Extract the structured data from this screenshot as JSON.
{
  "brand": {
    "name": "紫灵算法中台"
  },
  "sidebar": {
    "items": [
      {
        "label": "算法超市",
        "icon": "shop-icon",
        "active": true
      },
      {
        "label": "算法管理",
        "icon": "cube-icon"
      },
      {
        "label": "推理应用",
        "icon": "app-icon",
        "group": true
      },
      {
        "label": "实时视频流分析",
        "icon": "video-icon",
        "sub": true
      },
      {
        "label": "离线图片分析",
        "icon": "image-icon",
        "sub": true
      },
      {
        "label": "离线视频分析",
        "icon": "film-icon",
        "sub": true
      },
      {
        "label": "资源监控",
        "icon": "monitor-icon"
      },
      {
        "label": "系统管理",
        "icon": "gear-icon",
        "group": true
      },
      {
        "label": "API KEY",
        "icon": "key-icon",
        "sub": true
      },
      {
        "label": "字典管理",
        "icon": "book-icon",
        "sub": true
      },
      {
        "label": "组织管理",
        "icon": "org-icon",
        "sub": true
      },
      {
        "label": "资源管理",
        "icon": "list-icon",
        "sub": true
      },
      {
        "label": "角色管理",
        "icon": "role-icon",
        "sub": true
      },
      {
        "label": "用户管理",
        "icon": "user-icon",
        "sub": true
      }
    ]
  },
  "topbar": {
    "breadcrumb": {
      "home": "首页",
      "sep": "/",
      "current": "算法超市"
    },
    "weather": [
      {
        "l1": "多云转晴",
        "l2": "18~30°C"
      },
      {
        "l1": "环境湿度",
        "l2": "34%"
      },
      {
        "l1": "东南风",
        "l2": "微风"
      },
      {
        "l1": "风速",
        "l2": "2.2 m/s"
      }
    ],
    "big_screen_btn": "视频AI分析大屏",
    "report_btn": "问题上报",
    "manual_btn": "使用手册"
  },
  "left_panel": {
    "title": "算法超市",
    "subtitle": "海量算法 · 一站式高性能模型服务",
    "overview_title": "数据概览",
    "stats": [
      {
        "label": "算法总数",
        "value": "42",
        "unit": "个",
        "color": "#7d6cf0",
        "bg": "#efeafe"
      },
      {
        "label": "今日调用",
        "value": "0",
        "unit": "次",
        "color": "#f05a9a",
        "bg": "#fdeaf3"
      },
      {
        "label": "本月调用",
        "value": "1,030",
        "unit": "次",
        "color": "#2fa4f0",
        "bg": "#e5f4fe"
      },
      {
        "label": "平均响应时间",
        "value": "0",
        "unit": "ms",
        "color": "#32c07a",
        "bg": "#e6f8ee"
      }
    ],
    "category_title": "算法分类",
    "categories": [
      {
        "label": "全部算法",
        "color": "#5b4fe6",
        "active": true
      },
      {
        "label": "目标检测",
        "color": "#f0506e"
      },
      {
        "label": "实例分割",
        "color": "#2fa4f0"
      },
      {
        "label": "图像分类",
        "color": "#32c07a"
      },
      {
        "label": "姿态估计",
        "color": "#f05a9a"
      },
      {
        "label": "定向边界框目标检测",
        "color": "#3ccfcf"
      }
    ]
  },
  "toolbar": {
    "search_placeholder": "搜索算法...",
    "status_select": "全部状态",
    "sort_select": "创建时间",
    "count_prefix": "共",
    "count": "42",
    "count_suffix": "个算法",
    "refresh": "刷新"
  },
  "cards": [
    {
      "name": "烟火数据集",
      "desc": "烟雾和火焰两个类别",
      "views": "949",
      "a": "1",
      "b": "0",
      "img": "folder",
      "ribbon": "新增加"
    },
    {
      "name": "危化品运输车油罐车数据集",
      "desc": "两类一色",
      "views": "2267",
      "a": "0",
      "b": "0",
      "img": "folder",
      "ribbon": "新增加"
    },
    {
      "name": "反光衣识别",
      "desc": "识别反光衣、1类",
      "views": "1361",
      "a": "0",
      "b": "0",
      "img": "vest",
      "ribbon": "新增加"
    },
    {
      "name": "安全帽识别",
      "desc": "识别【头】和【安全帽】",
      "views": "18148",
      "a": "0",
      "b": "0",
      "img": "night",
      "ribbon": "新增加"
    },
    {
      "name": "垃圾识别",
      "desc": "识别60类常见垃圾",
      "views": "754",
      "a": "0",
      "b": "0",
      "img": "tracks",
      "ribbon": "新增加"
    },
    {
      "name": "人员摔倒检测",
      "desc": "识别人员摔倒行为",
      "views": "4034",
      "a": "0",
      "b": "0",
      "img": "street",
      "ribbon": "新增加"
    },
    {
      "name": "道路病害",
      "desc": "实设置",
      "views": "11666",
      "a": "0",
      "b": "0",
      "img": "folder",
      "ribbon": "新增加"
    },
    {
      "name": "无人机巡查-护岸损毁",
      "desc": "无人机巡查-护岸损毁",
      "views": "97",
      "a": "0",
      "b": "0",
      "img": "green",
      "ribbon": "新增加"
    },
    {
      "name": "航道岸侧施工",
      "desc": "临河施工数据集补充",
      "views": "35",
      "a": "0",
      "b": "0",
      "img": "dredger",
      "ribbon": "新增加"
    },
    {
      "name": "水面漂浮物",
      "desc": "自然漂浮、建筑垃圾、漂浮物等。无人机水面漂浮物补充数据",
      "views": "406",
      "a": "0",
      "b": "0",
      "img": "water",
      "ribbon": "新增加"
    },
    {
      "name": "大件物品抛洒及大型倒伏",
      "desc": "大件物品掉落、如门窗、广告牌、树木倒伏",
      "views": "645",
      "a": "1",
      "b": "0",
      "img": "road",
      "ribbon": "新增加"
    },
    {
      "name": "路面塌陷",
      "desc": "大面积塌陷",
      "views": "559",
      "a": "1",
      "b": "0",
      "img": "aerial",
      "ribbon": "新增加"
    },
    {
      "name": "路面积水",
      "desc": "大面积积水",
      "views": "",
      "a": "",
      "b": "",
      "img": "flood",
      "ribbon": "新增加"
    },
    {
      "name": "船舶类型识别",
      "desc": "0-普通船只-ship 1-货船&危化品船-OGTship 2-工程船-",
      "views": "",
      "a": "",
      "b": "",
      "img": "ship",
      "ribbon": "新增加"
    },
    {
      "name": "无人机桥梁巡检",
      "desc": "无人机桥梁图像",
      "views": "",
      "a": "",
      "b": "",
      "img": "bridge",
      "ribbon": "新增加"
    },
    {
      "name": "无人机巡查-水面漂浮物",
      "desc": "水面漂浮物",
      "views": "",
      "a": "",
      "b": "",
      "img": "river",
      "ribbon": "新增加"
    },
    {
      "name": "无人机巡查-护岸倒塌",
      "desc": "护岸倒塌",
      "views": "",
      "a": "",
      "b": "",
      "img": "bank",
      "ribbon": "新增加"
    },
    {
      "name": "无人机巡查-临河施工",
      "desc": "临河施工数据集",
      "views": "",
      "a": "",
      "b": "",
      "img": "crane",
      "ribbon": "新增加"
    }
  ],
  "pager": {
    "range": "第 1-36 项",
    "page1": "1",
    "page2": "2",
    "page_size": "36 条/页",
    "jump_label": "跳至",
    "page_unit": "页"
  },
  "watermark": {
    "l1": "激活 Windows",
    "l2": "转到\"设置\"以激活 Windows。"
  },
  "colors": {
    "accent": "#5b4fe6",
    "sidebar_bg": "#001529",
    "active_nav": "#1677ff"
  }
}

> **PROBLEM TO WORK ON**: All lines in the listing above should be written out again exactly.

> **SOLUTION**:
Extract the structured data from this screenshot as JSON.
{
  "brand": {
    "name": "紫灵算法中台"
  },
  "sidebar": {
    "items": [
      {
        "label": "算法超市",
        "icon": "shop-icon",
        "active": true
      },
      {
        "label": "算法管理",
        "icon": "cube-icon"
      },
      {
        "label": "推理应用",
        "icon": "app-icon",
        "group": true
      },
      {
        "label": "实时视频流分析",
        "icon": "video-icon",
        "sub": true
      },
      {
        "label": "离线图片分析",
        "icon": "image-icon",
        "sub": true
      },
      {
        "label": "离线视频分析",
        "icon": "film-icon",
        "sub": true
      },
      {
        "label": "资源监控",
        "icon": "monitor-icon"
      },
      {
        "label": "系统管理",
        "icon": "gear-icon",
        "group": true
      },
      {
        "label": "API KEY",
        "icon": "key-icon",
        "sub": true
      },
      {
        "label": "字典管理",
        "icon": "book-icon",
        "sub": true
      },
      {
        "label": "组织管理",
        "icon": "org-icon",
        "sub": true
      },
      {
        "label": "资源管理",
        "icon": "list-icon",
        "sub": true
      },
      {
        "label": "角色管理",
        "icon": "role-icon",
        "sub": true
      },
      {
        "label": "用户管理",
        "icon": "user-icon",
        "sub": true
      }
    ]
  },
  "topbar": {
    "breadcrumb": {
      "home": "首页",
      "sep": "/",
      "current": "算法超市"
    },
    "weather": [
      {
        "l1": "多云转晴",
        "l2": "18~30°C"
      },
      {
        "l1": "环境湿度",
        "l2": "34%"
      },
      {
        "l1": "东南风",
        "l2": "微风"
      },
      {
        "l1": "风速",
        "l2": "2.2 m/s"
      }
    ],
    "big_screen_btn": "视频AI分析大屏",
    "report_btn": "问题上报",
    "manual_btn": "使用手册"
  },
  "left_panel": {
    "title": "算法超市",
    "subtitle": "海量算法 · 一站式高性能模型服务",
    "overview_title": "数据概览",
    "stats": [
      {
        "label": "算法总数",
        "value": "42",
        "unit": "个",
        "color": "#7d6cf0",
        "bg": "#efeafe"
      },
      {
        "label": "今日调用",
        "value": "0",
        "unit": "次",
        "color": "#f05a9a",
        "bg": "#fdeaf3"
      },
      {
        "label": "本月调用",
        "value": "1,030",
        "unit": "次",
        "color": "#2fa4f0",
        "bg": "#e5f4fe"
      },
      {
        "label": "平均响应时间",
        "value": "0",
        "unit": "ms",
        "color": "#32c07a",
        "bg": "#e6f8ee"
      }
    ],
    "category_title": "算法分类",
    "categories": [
      {
        "label": "全部算法",
        "color": "#5b4fe6",
        "active": true
      },
      {
        "label": "目标检测",
        "color": "#f0506e"
      },
      {
        "label": "实例分割",
        "color": "#2fa4f0"
      },
      {
        "label": "图像分类",
        "color": "#32c07a"
      },
      {
        "label": "姿态估计",
        "color": "#f05a9a"
      },
      {
        "label": "定向边界框目标检测",
        "color": "#3ccfcf"
      }
    ]
  },
  "toolbar": {
    "search_placeholder": "搜索算法...",
    "status_select": "全部状态",
    "sort_select": "创建时间",
    "count_prefix": "共",
    "count": "42",
    "count_suffix": "个算法",
    "refresh": "刷新"
  },
  "cards": [
    {
      "name": "烟火数据集",
      "desc": "烟雾和火焰两个类别",
      "views": "949",
      "a": "1",
      "b": "0",
      "img": "folder",
      "ribbon": "新增加"
    },
    {
      "name": "危化品运输车油罐车数据集",
      "desc": "两类一色",
      "views": "2267",
      "a": "0",
      "b": "0",
      "img": "folder",
      "ribbon": "新增加"
    },
    {
      "name": "反光衣识别",
      "desc": "识别反光衣、1类",
      "views": "1361",
      "a": "0",
      "b": "0",
      "img": "vest",
      "ribbon": "新增加"
    },
    {
      "name": "安全帽识别",
      "desc": "识别【头】和【安全帽】",
      "views": "18148",
      "a": "0",
      "b": "0",
      "img": "night",
      "ribbon": "新增加"
    },
    {
      "name": "垃圾识别",
      "desc": "识别60类常见垃圾",
      "views": "754",
      "a": "0",
      "b": "0",
      "img": "tracks",
      "ribbon": "新增加"
    },
    {
      "name": "人员摔倒检测",
      "desc": "识别人员摔倒行为",
      "views": "4034",
      "a": "0",
      "b": "0",
      "img": "street",
      "ribbon": "新增加"
    },
    {
      "name": "道路病害",
      "desc": "实设置",
      "views": "11666",
      "a": "0",
      "b": "0",
      "img": "folder",
      "ribbon": "新增加"
    },
    {
      "name": "无人机巡查-护岸损毁",
      "desc": "无人机巡查-护岸损毁",
      "views": "97",
      "a": "0",
      "b": "0",
      "img": "green",
      "ribbon": "新增加"
    },
    {
      "name": "航道岸侧施工",
      "desc": "临河施工数据集补充",
      "views": "35",
      "a": "0",
      "b": "0",
      "img": "dredger",
      "ribbon": "新增加"
    },
    {
      "name": "水面漂浮物",
      "desc": "自然漂浮、建筑垃圾、漂浮物等。无人机水面漂浮物补充数据",
      "views": "406",
      "a": "0",
      "b": "0",
      "img": "water",
      "ribbon": "新增加"
    },
    {
      "name": "大件物品抛洒及大型倒伏",
      "desc": "大件物品掉落、如门窗、广告牌、树木倒伏",
      "views": "645",
      "a": "1",
      "b": "0",
      "img": "road",
      "ribbon": "新增加"
    },
    {
      "name": "路面塌陷",
      "desc": "大面积塌陷",
      "views": "559",
      "a": "1",
      "b": "0",
      "img": "aerial",
      "ribbon": "新增加"
    },
    {
      "name": "路面积水",
      "desc": "大面积积水",
      "views": "",
      "a": "",
      "b": "",
      "img": "flood",
      "ribbon": "新增加"
    },
    {
      "name": "船舶类型识别",
      "desc": "0-普通船只-ship 1-货船&危化品船-OGTship 2-工程船-",
      "views": "",
      "a": "",
      "b": "",
      "img": "ship",
      "ribbon": "新增加"
    },
    {
      "name": "无人机桥梁巡检",
      "desc": "无人机桥梁图像",
      "views": "",
      "a": "",
      "b": "",
      "img": "bridge",
      "ribbon": "新增加"
    },
    {
      "name": "无人机巡查-水面漂浮物",
      "desc": "水面漂浮物",
      "views": "",
      "a": "",
      "b": "",
      "img": "river",
      "ribbon": "新增加"
    },
    {
      "name": "无人机巡查-护岸倒塌",
      "desc": "护岸倒塌",
      "views": "",
      "a": "",
      "b": "",
      "img": "bank",
      "ribbon": "新增加"
    },
    {
      "name": "无人机巡查-临河施工",
      "desc": "临河施工数据集",
      "views": "",
      "a": "",
      "b": "",
      "img": "crane",
      "ribbon": "新增加"
    }
  ],
  "pager": {
    "range": "第 1-36 项",
    "page1": "1",
    "page2": "2",
    "page_size": "36 条/页",
    "jump_label": "跳至",
    "page_unit": "页"
  },
  "watermark": {
    "l1": "激活 Windows",
    "l2": "转到\"设置\"以激活 Windows。"
  },
  "colors": {
    "accent": "#5b4fe6",
    "sidebar_bg": "#001529",
    "active_nav": "#1677ff"
  }
}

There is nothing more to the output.